- _WHAT YOU WILL DO_:
The answer must consist of every line in the data below that holds the word "this".

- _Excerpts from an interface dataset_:

⟨

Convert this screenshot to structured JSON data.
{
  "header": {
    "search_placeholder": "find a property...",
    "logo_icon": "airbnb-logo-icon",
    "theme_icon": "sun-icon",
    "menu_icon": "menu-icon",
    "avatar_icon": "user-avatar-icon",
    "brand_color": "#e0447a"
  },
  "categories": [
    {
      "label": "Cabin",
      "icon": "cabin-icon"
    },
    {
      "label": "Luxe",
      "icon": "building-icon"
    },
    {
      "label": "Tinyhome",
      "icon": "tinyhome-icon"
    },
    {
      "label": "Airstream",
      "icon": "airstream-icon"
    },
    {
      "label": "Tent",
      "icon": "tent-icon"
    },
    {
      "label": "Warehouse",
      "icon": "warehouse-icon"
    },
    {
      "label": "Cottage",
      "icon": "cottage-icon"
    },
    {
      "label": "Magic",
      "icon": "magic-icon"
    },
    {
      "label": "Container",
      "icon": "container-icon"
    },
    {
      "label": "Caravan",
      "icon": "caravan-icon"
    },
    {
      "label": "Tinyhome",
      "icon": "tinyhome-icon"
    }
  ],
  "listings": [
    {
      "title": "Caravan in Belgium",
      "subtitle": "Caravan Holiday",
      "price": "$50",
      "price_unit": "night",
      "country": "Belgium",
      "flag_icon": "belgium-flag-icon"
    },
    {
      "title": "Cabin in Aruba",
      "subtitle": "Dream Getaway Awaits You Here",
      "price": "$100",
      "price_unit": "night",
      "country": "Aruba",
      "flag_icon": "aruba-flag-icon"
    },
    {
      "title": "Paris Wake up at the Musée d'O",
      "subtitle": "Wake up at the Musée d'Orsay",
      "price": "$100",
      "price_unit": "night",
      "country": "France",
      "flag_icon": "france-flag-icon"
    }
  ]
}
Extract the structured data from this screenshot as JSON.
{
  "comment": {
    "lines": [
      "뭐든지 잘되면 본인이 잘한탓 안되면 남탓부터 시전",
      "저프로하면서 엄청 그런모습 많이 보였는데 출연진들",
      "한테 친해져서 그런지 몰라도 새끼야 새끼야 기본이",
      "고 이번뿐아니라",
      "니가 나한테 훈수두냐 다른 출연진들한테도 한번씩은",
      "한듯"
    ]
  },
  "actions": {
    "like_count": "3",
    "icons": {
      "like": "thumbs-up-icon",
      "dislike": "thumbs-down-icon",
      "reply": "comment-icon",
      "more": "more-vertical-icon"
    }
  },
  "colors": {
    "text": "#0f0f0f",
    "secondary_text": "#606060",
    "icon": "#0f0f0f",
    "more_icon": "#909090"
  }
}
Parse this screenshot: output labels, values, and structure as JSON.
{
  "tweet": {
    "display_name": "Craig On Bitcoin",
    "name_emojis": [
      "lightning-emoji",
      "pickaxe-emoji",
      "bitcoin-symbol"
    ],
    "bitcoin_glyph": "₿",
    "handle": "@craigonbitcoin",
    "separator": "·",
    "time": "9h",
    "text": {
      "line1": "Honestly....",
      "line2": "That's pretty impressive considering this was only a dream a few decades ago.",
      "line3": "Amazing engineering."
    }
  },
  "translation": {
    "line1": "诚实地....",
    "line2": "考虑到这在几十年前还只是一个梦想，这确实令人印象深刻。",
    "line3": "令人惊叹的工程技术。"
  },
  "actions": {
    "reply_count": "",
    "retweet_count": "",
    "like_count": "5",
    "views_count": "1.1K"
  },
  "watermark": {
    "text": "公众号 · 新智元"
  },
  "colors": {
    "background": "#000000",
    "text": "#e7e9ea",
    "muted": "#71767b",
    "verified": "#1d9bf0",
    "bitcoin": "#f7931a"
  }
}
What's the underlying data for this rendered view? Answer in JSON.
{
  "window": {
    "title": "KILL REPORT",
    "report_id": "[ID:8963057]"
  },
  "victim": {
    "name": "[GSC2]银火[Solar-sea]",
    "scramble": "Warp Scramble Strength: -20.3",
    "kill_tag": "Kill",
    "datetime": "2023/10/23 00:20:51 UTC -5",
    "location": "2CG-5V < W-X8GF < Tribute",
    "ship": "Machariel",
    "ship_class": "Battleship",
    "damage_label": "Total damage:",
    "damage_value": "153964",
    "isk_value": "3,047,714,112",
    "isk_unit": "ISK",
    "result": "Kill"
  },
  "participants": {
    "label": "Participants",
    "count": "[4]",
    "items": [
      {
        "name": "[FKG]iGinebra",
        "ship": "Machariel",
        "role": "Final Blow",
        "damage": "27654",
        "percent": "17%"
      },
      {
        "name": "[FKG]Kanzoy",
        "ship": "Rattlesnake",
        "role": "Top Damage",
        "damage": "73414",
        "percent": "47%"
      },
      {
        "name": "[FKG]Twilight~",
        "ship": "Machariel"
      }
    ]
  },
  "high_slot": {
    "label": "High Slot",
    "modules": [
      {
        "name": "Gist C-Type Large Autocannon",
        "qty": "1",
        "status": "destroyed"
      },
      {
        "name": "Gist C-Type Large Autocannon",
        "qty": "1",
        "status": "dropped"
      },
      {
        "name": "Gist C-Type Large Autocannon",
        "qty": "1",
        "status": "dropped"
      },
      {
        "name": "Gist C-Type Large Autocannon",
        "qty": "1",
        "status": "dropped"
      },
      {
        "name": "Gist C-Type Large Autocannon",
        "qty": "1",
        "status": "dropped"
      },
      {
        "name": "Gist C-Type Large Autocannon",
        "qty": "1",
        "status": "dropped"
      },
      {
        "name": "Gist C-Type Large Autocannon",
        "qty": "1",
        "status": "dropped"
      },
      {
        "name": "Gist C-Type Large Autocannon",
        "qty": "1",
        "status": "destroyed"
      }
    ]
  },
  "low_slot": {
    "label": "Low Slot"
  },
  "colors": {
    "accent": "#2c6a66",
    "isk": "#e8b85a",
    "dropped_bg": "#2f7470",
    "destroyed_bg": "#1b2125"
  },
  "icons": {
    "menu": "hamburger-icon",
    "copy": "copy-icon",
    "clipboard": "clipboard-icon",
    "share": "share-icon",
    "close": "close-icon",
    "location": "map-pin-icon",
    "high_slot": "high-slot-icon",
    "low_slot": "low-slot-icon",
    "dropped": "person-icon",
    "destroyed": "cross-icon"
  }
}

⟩

- _REPLY_:
Convert this screenshot to structured JSON data.
Extract the structured data from this screenshot as JSON.
Parse this screenshot: output labels, values, and structure as JSON.
      "line2": "That's pretty impressive considering this was only a dream a few decades ago.",
What's the underlying data for this rendered view? Answer in JSON.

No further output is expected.